[Given records — start]

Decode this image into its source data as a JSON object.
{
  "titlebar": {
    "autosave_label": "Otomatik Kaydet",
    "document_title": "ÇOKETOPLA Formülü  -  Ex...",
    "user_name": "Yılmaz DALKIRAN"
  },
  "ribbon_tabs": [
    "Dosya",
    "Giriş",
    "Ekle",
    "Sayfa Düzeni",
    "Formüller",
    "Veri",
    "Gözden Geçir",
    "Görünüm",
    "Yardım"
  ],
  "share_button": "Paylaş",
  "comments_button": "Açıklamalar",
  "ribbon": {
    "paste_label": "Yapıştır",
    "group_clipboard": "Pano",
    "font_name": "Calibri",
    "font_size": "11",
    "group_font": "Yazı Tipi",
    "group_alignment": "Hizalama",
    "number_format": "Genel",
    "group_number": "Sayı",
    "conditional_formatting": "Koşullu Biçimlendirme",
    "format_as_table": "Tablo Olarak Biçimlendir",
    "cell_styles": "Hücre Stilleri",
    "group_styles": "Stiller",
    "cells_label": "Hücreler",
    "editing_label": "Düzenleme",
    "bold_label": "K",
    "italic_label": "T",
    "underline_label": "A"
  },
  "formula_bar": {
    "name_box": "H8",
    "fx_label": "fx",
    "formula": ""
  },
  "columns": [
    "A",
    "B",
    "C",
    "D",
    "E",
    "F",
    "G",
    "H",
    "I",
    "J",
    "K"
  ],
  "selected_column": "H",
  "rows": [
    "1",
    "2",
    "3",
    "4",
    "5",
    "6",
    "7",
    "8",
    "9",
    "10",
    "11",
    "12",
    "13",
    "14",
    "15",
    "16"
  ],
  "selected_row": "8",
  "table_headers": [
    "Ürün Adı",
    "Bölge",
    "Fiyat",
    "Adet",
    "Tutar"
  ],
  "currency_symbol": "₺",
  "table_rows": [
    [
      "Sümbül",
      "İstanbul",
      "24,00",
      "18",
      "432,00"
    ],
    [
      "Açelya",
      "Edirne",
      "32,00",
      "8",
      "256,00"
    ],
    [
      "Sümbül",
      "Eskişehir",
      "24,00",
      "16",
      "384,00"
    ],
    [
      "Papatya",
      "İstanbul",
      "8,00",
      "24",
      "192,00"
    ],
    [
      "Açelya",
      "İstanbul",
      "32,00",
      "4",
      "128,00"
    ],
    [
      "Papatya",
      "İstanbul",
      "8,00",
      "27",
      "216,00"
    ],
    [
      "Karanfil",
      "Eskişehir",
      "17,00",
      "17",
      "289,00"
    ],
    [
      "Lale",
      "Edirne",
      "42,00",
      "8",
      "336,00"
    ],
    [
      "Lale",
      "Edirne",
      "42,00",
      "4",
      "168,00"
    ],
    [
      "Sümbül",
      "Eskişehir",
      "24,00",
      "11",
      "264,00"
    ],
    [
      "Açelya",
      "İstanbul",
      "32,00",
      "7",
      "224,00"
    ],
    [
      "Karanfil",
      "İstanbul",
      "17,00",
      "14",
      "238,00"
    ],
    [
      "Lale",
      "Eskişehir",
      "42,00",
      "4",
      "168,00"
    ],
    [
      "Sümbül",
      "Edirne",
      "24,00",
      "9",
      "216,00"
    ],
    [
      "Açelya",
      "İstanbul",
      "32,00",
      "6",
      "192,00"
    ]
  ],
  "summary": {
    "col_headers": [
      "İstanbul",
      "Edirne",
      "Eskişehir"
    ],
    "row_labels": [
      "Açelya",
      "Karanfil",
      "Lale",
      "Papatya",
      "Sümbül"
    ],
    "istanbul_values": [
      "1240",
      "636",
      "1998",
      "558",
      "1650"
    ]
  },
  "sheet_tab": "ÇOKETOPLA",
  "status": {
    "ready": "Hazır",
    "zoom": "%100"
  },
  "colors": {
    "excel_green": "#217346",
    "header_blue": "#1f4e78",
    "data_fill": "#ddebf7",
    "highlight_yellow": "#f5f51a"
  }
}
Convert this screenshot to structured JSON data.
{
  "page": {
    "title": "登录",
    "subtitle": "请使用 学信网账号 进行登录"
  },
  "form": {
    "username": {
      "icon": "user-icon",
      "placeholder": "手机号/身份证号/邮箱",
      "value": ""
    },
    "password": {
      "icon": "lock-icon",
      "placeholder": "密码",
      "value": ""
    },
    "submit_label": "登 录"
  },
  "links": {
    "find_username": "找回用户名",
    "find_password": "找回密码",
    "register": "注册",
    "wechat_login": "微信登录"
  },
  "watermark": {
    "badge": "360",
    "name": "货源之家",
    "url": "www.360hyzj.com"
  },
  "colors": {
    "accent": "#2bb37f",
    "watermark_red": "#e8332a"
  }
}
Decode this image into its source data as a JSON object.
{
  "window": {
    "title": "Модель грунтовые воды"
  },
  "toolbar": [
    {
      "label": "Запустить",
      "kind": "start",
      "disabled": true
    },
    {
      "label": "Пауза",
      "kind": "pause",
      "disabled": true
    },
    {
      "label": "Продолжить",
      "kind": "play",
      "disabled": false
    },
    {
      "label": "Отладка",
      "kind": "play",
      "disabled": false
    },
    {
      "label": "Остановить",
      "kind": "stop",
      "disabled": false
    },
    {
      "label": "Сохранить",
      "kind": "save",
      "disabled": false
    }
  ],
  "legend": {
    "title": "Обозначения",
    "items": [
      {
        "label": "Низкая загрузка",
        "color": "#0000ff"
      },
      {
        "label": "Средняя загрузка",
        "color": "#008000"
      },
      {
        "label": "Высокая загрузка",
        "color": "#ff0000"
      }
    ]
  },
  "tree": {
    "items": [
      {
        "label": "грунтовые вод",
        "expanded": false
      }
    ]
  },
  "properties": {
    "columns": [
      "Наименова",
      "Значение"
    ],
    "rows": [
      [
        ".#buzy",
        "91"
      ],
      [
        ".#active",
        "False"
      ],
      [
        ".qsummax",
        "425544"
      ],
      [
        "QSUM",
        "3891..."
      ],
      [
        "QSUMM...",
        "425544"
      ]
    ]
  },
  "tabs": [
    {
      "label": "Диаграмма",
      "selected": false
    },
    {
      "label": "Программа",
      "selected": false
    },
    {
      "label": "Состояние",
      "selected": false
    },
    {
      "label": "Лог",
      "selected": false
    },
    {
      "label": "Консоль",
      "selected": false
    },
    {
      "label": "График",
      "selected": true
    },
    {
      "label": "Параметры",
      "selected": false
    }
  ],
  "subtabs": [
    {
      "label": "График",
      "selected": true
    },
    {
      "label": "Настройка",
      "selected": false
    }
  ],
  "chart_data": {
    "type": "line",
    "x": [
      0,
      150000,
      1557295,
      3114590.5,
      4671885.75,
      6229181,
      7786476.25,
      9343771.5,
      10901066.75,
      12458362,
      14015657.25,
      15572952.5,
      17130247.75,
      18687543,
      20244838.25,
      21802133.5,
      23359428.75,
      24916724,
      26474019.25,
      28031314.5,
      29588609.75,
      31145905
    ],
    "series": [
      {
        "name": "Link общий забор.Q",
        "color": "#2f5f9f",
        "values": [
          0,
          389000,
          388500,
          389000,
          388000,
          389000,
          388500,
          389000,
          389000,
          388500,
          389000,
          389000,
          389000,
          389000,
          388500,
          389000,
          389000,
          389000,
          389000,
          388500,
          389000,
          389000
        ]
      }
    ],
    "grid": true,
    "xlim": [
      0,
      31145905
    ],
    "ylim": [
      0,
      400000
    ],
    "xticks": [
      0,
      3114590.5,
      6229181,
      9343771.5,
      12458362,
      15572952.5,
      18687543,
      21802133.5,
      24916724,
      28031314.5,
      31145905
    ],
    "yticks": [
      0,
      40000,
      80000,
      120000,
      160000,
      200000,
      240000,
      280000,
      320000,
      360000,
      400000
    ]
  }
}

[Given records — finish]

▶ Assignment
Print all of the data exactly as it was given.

▶ Output for this exercise
Decode this image into its source data as a JSON object.
{
  "titlebar": {
    "autosave_label": "Otomatik Kaydet",
    "document_title": "ÇOKETOPLA Formülü  -  Ex...",
    "user_name": "Yılmaz DALKIRAN"
  },
  "ribbon_tabs": [
    "Dosya",
    "Giriş",
    "Ekle",
    "Sayfa Düzeni",
    "Formüller",
    "Veri",
    "Gözden Geçir",
    "Görünüm",
    "Yardım"
  ],
  "share_button": "Paylaş",
  "comments_button": "Açıklamalar",
  "ribbon": {
    "paste_label": "Yapıştır",
    "group_clipboard": "Pano",
    "font_name": "Calibri",
    "font_size": "11",
    "group_font": "Yazı Tipi",
    "group_alignment": "Hizalama",
    "number_format": "Genel",
    "group_number": "Sayı",
    "conditional_formatting": "Koşullu Biçimlendirme",
    "format_as_table": "Tablo Olarak Biçimlendir",
    "cell_styles": "Hücre Stilleri",
    "group_styles": "Stiller",
    "cells_label": "Hücreler",
    "editing_label": "Düzenleme",
    "bold_label": "K",
    "italic_label": "T",
    "underline_label": "A"
  },
  "formula_bar": {
    "name_box": "H8",
    "fx_label": "fx",
    "formula": ""
  },
  "columns": [
    "A",
    "B",
    "C",
    "D",
    "E",
    "F",
    "G",
    "H",
    "I",
    "J",
    "K"
  ],
  "selected_column": "H",
  "rows": [
    "1",
    "2",
    "3",
    "4",
    "5",
    "6",
    "7",
    "8",
    "9",
    "10",
    "11",
    "12",
    "13",
    "14",
    "15",
    "16"
  ],
  "selected_row": "8",
  "table_headers": [
    "Ürün Adı",
    "Bölge",
    "Fiyat",
    "Adet",
    "Tutar"
  ],
  "currency_symbol": "₺",
  "table_rows": [
    [
      "Sümbül",
      "İstanbul",
      "24,00",
      "18",
      "432,00"
    ],
    [
      "Açelya",
      "Edirne",
      "32,00",
      "8",
      "256,00"
    ],
    [
      "Sümbül",
      "Eskişehir",
      "24,00",
      "16",
      "384,00"
    ],
    [
      "Papatya",
      "İstanbul",
      "8,00",
      "24",
      "192,00"
    ],
    [
      "Açelya",
      "İstanbul",
      "32,00",
      "4",
      "128,00"
    ],
    [
      "Papatya",
      "İstanbul",
      "8,00",
      "27",
      "216,00"
    ],
    [
      "Karanfil",
      "Eskişehir",
      "17,00",
      "17",
      "289,00"
    ],
    [
      "Lale",
      "Edirne",
      "42,00",
      "8",
      "336,00"
    ],
    [
      "Lale",
      "Edirne",
      "42,00",
      "4",
      "168,00"
    ],
    [
      "Sümbül",
      "Eskişehir",
      "24,00",
      "11",
      "264,00"
    ],
    [
      "Açelya",
      "İstanbul",
      "32,00",
      "7",
      "224,00"
    ],
    [
      "Karanfil",
      "İstanbul",
      "17,00",
      "14",
      "238,00"
    ],
    [
      "Lale",
      "Eskişehir",
      "42,00",
      "4",
      "168,00"
    ],
    [
      "Sümbül",
      "Edirne",
      "24,00",
      "9",
      "216,00"
    ],
    [
      "Açelya",
      "İstanbul",
      "32,00",
      "6",
      "192,00"
    ]
  ],
  "summary": {
    "col_headers": [
      "İstanbul",
      "Edirne",
      "Eskişehir"
    ],
    "row_labels": [
      "Açelya",
      "Karanfil",
      "Lale",
      "Papatya",
      "Sümbül"
    ],
    "istanbul_values": [
      "1240",
      "636",
      "1998",
      "558",
      "1650"
    ]
  },
  "sheet_tab": "ÇOKETOPLA",
  "status": {
    "ready": "Hazır",
    "zoom": "%100"
  },
  "colors": {
    "excel_green": "#217346",
    "header_blue": "#1f4e78",
    "data_fill": "#ddebf7",
    "highlight_yellow": "#f5f51a"
  }
}
Convert this screenshot to structured JSON data.
{
  "page": {
    "title": "登录",
    "subtitle": "请使用 学信网账号 进行登录"
  },
  "form": {
    "username": {
      "icon": "user-icon",
      "placeholder": "手机号/身份证号/邮箱",
      "value": ""
    },
    "password": {
      "icon": "lock-icon",
      "placeholder": "密码",
      "value": ""
    },
    "submit_label": "登 录"
  },
  "links": {
    "find_username": "找回用户名",
    "find_password": "找回密码",
    "register": "注册",
    "wechat_login": "微信登录"
  },
  "watermark": {
    "badge": "360",
    "name": "货源之家",
    "url": "www.360hyzj.com"
  },
  "colors": {
    "accent": "#2bb37f",
    "watermark_red": "#e8332a"
  }
}
Decode this image into its source data as a JSON object.
{
  "window": {
    "title": "Модель грунтовые воды"
  },
  "toolbar": [
    {
      "label": "Запустить",
      "kind": "start",
      "disabled": true
    },
    {
      "label": "Пауза",
      "kind": "pause",
      "disabled": true
    },
    {
      "label": "Продолжить",
      "kind": "play",
      "disabled": false
    },
    {
      "label": "Отладка",
      "kind": "play",
      "disabled": false
    },
    {
      "label": "Остановить",
      "kind": "stop",
      "disabled": false
    },
    {
      "label": "Сохранить",
      "kind": "save",
      "disabled": false
    }
  ],
  "legend": {
    "title": "Обозначения",
    "items": [
      {
        "label": "Низкая загрузка",
        "color": "#0000ff"
      },
      {
        "label": "Средняя загрузка",
        "color": "#008000"
      },
      {
        "label": "Высокая загрузка",
        "color": "#ff0000"
      }
    ]
  },
  "tree": {
    "items": [
      {
        "label": "грунтовые вод",
        "expanded": false
      }
    ]
  },
  "properties": {
    "columns": [
      "Наименова",
      "Значение"
    ],
    "rows": [
      [
        ".#buzy",
        "91"
      ],
      [
        ".#active",
        "False"
      ],
      [
        ".qsummax",
        "425544"
      ],
      [
        "QSUM",
        "3891..."
      ],
      [
        "QSUMM...",
        "425544"
      ]
    ]
  },
  "tabs": [
    {
      "label": "Диаграмма",
      "selected": false
    },
    {
      "label": "Программа",
      "selected": false
    },
    {
      "label": "Состояние",
      "selected": false
    },
    {
      "label": "Лог",
      "selected": false
    },
    {
      "label": "Консоль",
      "selected": false
    },
    {
      "label": "График",
      "selected": true
    },
    {
      "label": "Параметры",
      "selected": false
    }
  ],
  "subtabs": [
    {
      "label": "График",
      "selected": true
    },
    {
      "label": "Настройка",
      "selected": false
    }
  ],
  "chart_data": {
    "type": "line",
    "x": [
      0,
      150000,
      1557295,
      3114590.5,
      4671885.75,
      6229181,
      7786476.25,
      9343771.5,
      10901066.75,
      12458362,
      14015657.25,
      15572952.5,
      17130247.75,
      18687543,
      20244838.25,
      21802133.5,
      23359428.75,
      24916724,
      26474019.25,
      28031314.5,
      29588609.75,
      31145905
    ],
    "series": [
      {
        "name": "Link общий забор.Q",
        "color": "#2f5f9f",
        "values": [
          0,
          389000,
          388500,
          389000,
          388000,
          389000,
          388500,
          389000,
          389000,
          388500,
          389000,
          389000,
          389000,
          389000,
          388500,
          389000,
          389000,
          389000,
          389000,
          388500,
          389000,
          389000
        ]
      }
    ],
    "grid": true,
    "xlim": [
      0,
      31145905
    ],
    "ylim": [
      0,
      400000
    ],
    "xticks": [
      0,
      3114590.5,
      6229181,
      9343771.5,
      12458362,
      15572952.5,
      18687543,
      21802133.5,
      24916724,
      28031314.5,
      31145905
    ],
    "yticks": [
      0,
      40000,
      80000,
      120000,
      160000,
      200000,
      240000,
      280000,
      320000,
      360000,
      400000
    ]
  }
}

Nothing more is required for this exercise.